<<<<
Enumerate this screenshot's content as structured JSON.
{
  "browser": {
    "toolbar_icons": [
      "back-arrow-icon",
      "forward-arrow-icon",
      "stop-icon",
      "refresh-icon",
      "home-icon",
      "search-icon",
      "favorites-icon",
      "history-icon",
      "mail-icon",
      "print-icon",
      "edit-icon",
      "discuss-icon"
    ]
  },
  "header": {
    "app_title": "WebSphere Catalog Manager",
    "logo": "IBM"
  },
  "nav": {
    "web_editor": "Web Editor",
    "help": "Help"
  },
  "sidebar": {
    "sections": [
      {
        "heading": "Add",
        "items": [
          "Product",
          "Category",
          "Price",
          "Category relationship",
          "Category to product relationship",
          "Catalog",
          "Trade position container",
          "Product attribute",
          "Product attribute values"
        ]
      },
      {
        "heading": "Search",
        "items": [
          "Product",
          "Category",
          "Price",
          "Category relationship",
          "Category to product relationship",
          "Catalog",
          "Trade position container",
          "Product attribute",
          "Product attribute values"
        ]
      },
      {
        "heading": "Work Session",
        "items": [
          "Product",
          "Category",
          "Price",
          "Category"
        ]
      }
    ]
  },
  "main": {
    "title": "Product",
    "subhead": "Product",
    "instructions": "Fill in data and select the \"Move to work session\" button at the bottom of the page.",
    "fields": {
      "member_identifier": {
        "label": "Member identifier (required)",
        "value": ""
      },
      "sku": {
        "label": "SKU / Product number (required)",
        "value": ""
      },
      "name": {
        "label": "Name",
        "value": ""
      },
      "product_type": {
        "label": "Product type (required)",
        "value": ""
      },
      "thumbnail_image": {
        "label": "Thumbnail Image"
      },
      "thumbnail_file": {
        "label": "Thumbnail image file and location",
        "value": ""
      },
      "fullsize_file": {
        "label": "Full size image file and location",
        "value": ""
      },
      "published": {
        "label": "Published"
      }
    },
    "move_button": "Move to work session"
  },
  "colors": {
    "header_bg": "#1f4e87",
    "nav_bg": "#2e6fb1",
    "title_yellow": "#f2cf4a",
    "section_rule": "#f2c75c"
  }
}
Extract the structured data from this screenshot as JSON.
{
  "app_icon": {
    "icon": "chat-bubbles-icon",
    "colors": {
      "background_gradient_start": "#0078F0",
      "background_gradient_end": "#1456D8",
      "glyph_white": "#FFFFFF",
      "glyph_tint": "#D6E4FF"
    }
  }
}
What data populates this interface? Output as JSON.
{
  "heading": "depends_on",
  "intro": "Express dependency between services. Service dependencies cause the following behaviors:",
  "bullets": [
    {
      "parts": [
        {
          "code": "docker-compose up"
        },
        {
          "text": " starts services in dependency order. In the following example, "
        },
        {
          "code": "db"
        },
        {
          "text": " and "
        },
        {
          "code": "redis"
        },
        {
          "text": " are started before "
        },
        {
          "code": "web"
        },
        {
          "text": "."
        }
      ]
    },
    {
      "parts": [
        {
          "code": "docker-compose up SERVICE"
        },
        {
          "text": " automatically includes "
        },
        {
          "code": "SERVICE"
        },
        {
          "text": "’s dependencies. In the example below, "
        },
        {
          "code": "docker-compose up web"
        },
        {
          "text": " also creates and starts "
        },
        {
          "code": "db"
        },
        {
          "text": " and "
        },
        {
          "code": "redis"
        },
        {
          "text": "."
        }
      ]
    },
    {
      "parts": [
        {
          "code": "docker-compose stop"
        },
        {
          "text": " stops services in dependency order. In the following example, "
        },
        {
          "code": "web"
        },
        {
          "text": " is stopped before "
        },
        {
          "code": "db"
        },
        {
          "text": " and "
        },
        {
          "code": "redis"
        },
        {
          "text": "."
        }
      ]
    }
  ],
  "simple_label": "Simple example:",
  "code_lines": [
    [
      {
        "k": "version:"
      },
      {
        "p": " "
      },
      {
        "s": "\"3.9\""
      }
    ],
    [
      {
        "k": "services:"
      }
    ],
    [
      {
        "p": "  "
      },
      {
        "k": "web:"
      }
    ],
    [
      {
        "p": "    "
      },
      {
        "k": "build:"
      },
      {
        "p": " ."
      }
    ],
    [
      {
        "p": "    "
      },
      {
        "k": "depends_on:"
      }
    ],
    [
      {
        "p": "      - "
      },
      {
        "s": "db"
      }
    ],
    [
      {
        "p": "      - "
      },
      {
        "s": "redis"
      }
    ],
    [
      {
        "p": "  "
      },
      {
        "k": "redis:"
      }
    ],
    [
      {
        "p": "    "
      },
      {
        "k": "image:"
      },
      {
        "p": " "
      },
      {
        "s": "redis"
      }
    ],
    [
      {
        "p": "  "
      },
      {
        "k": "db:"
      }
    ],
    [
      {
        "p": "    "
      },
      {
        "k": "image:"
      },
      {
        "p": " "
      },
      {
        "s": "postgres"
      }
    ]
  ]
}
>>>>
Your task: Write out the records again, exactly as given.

Response to the task:
Enumerate this screenshot's content as structured JSON.
{
  "browser": {
    "toolbar_icons": [
      "back-arrow-icon",
      "forward-arrow-icon",
      "stop-icon",
      "refresh-icon",
      "home-icon",
      "search-icon",
      "favorites-icon",
      "history-icon",
      "mail-icon",
      "print-icon",
      "edit-icon",
      "discuss-icon"
    ]
  },
  "header": {
    "app_title": "WebSphere Catalog Manager",
    "logo": "IBM"
  },
  "nav": {
    "web_editor": "Web Editor",
    "help": "Help"
  },
  "sidebar": {
    "sections": [
      {
        "heading": "Add",
        "items": [
          "Product",
          "Category",
          "Price",
          "Category relationship",
          "Category to product relationship",
          "Catalog",
          "Trade position container",
          "Product attribute",
          "Product attribute values"
        ]
      },
      {
        "heading": "Search",
        "items": [
          "Product",
          "Category",
          "Price",
          "Category relationship",
          "Category to product relationship",
          "Catalog",
          "Trade position container",
          "Product attribute",
          "Product attribute values"
        ]
      },
      {
        "heading": "Work Session",
        "items": [
          "Product",
          "Category",
          "Price",
          "Category"
        ]
      }
    ]
  },
  "main": {
    "title": "Product",
    "subhead": "Product",
    "instructions": "Fill in data and select the \"Move to work session\" button at the bottom of the page.",
    "fields": {
      "member_identifier": {
        "label": "Member identifier (required)",
        "value": ""
      },
      "sku": {
        "label": "SKU / Product number (required)",
        "value": ""
      },
      "name": {
        "label": "Name",
        "value": ""
      },
      "product_type": {
        "label": "Product type (required)",
        "value": ""
      },
      "thumbnail_image": {
        "label": "Thumbnail Image"
      },
      "thumbnail_file": {
        "label": "Thumbnail image file and location",
        "value": ""
      },
      "fullsize_file": {
        "label": "Full size image file and location",
        "value": ""
      },
      "published": {
        "label": "Published"
      }
    },
    "move_button": "Move to work session"
  },
  "colors": {
    "header_bg": "#1f4e87",
    "nav_bg": "#2e6fb1",
    "title_yellow": "#f2cf4a",
    "section_rule": "#f2c75c"
  }
}
Extract the structured data from this screenshot as JSON.
{
  "app_icon": {
    "icon": "chat-bubbles-icon",
    "colors": {
      "background_gradient_start": "#0078F0",
      "background_gradient_end": "#1456D8",
      "glyph_white": "#FFFFFF",
      "glyph_tint": "#D6E4FF"
    }
  }
}
What data populates this interface? Output as JSON.
{
  "heading": "depends_on",
  "intro": "Express dependency between services. Service dependencies cause the following behaviors:",
  "bullets": [
    {
      "parts": [
        {
          "code": "docker-compose up"
        },
        {
          "text": " starts services in dependency order. In the following example, "
        },
        {
          "code": "db"
        },
        {
          "text": " and "
        },
        {
          "code": "redis"
        },
        {
          "text": " are started before "
        },
        {
          "code": "web"
        },
        {
          "text": "."
        }
      ]
    },
    {
      "parts": [
        {
          "code": "docker-compose up SERVICE"
        },
        {
          "text": " automatically includes "
        },
        {
          "code": "SERVICE"
        },
        {
          "text": "’s dependencies. In the example below, "
        },
        {
          "code": "docker-compose up web"
        },
        {
          "text": " also creates and starts "
        },
        {
          "code": "db"
        },
        {
          "text": " and "
        },
        {
          "code": "redis"
        },
        {
          "text": "."
        }
      ]
    },
    {
      "parts": [
        {
          "code": "docker-compose stop"
        },
        {
          "text": " stops services in dependency order. In the following example, "
        },
        {
          "code": "web"
        },
        {
          "text": " is stopped before "
        },
        {
          "code": "db"
        },
        {
          "text": " and "
        },
        {
          "code": "redis"
        },
        {
          "text": "."
        }
      ]
    }
  ],
  "simple_label": "Simple example:",
  "code_lines": [
    [
      {
        "k": "version:"
      },
      {
        "p": " "
      },
      {
        "s": "\"3.9\""
      }
    ],
    [
      {
        "k": "services:"
      }
    ],
    [
      {
        "p": "  "
      },
      {
        "k": "web:"
      }
    ],
    [
      {
        "p": "    "
      },
      {
        "k": "build:"
      },
      {
        "p": " ."
      }
    ],
    [
      {
        "p": "    "
      },
      {
        "k": "depends_on:"
      }
    ],
    [
      {
        "p": "      - "
      },
      {
        "s": "db"
      }
    ],
    [
      {
        "p": "      - "
      },
      {
        "s": "redis"
      }
    ],
    [
      {
        "p": "  "
      },
      {
        "k": "redis:"
      }
    ],
    [
      {
        "p": "    "
      },
      {
        "k": "image:"
      },
      {
        "p": " "
      },
      {
        "s": "redis"
      }
    ],
    [
      {
        "p": "  "
      },
      {
        "k": "db:"
      }
    ],
    [
      {
        "p": "    "
      },
      {
        "k": "image:"
      },
      {
        "p": " "
      },
      {
        "s": "postgres"
      }
    ]
  ]
}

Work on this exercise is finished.